◆ Exercise goal ◆
The lines to find are those in the entries that hold the word "meta"; copy every one of them.

===== Data shown =====

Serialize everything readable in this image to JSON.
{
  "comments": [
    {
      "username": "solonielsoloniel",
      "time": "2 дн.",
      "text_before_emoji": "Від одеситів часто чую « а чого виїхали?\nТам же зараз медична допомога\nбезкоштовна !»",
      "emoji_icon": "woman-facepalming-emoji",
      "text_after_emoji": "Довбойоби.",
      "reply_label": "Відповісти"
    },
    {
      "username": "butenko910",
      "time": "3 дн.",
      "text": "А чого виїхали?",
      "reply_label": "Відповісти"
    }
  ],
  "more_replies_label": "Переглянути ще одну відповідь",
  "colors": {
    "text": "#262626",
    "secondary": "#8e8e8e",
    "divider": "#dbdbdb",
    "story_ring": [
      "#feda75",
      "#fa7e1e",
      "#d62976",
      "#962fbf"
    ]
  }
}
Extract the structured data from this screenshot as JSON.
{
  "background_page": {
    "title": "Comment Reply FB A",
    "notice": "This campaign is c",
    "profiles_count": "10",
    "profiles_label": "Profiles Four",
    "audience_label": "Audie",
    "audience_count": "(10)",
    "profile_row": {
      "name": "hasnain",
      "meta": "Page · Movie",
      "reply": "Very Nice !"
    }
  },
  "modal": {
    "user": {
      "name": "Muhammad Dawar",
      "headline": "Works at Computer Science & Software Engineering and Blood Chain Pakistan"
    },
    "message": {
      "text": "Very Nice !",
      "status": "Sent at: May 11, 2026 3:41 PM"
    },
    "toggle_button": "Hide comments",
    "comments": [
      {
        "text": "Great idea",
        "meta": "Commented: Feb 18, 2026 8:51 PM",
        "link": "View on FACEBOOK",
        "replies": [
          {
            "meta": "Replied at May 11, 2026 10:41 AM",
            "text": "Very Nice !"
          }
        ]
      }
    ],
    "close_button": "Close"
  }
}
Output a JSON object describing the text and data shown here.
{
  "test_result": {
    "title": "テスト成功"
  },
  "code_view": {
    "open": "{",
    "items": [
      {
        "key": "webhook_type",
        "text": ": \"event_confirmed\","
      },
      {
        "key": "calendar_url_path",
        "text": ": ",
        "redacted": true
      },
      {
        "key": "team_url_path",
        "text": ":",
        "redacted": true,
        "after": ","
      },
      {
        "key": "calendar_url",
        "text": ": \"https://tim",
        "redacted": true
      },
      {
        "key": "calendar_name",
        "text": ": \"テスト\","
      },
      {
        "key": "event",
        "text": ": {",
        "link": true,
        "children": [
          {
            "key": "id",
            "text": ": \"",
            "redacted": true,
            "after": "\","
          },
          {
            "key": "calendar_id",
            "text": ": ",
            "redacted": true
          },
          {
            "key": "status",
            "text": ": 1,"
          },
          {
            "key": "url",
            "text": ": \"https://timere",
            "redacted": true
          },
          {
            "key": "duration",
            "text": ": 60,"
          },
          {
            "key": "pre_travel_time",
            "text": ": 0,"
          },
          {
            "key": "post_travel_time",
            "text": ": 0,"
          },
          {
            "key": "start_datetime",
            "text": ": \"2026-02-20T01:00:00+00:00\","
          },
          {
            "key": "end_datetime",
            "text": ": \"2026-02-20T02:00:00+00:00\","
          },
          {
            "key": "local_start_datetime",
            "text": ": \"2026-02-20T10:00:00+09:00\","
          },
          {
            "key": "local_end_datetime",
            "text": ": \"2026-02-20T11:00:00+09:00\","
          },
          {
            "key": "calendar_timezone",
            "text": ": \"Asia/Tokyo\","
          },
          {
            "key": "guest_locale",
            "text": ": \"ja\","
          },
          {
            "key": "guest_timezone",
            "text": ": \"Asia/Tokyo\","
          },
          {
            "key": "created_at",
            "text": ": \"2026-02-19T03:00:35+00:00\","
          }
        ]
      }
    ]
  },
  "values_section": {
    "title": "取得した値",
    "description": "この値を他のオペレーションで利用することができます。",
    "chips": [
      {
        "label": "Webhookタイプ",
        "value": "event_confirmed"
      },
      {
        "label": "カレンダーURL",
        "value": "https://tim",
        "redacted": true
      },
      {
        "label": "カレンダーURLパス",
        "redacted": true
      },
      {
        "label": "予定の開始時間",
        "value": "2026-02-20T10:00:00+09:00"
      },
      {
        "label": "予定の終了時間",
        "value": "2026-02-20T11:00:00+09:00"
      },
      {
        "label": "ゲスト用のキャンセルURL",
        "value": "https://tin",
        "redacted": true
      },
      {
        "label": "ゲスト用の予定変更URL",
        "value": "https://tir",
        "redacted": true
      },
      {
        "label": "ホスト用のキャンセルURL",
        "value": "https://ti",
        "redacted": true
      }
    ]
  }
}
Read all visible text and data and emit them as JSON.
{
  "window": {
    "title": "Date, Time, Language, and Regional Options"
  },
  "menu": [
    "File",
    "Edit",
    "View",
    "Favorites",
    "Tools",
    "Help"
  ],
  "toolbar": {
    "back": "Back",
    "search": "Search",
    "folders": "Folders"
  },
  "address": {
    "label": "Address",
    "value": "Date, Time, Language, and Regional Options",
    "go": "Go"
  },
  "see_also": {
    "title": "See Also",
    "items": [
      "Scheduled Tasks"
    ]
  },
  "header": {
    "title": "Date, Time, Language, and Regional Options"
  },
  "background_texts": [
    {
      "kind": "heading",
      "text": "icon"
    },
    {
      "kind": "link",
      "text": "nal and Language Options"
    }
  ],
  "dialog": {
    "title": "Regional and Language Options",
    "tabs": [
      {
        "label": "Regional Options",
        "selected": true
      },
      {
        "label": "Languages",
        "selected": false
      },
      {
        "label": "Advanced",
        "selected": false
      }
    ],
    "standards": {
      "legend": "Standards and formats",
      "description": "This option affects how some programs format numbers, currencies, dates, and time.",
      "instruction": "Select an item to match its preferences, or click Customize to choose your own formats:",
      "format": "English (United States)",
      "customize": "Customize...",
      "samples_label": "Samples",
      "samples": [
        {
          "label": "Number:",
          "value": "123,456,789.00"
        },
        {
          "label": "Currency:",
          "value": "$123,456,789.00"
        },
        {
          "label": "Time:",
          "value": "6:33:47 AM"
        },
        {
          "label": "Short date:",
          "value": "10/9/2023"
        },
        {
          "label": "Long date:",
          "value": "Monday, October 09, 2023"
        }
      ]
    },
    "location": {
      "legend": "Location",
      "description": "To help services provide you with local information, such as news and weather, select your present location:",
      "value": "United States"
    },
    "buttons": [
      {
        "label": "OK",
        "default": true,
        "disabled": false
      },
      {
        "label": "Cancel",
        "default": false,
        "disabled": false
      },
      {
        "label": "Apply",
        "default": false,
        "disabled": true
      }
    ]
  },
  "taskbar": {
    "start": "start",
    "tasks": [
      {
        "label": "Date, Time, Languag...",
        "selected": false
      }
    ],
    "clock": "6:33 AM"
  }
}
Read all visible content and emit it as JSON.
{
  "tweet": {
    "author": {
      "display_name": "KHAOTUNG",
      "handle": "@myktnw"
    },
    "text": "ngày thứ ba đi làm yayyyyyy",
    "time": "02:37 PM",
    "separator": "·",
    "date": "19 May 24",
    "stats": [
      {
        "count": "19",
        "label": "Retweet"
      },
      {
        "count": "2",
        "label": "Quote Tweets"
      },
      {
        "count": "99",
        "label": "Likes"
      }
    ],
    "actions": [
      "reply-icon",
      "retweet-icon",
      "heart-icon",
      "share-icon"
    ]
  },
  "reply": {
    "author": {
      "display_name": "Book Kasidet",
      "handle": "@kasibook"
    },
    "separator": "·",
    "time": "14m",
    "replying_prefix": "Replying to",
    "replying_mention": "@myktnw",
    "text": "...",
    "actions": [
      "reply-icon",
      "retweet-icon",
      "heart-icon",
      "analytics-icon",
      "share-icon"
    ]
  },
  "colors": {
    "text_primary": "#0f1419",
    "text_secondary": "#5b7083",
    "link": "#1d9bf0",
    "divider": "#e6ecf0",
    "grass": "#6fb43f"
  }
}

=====

◆ Answer ◆
      "meta": "Page · Movie",
        "meta": "Commented: Feb 18, 2026 8:51 PM",
            "meta": "Replied at May 11, 2026 10:41 AM",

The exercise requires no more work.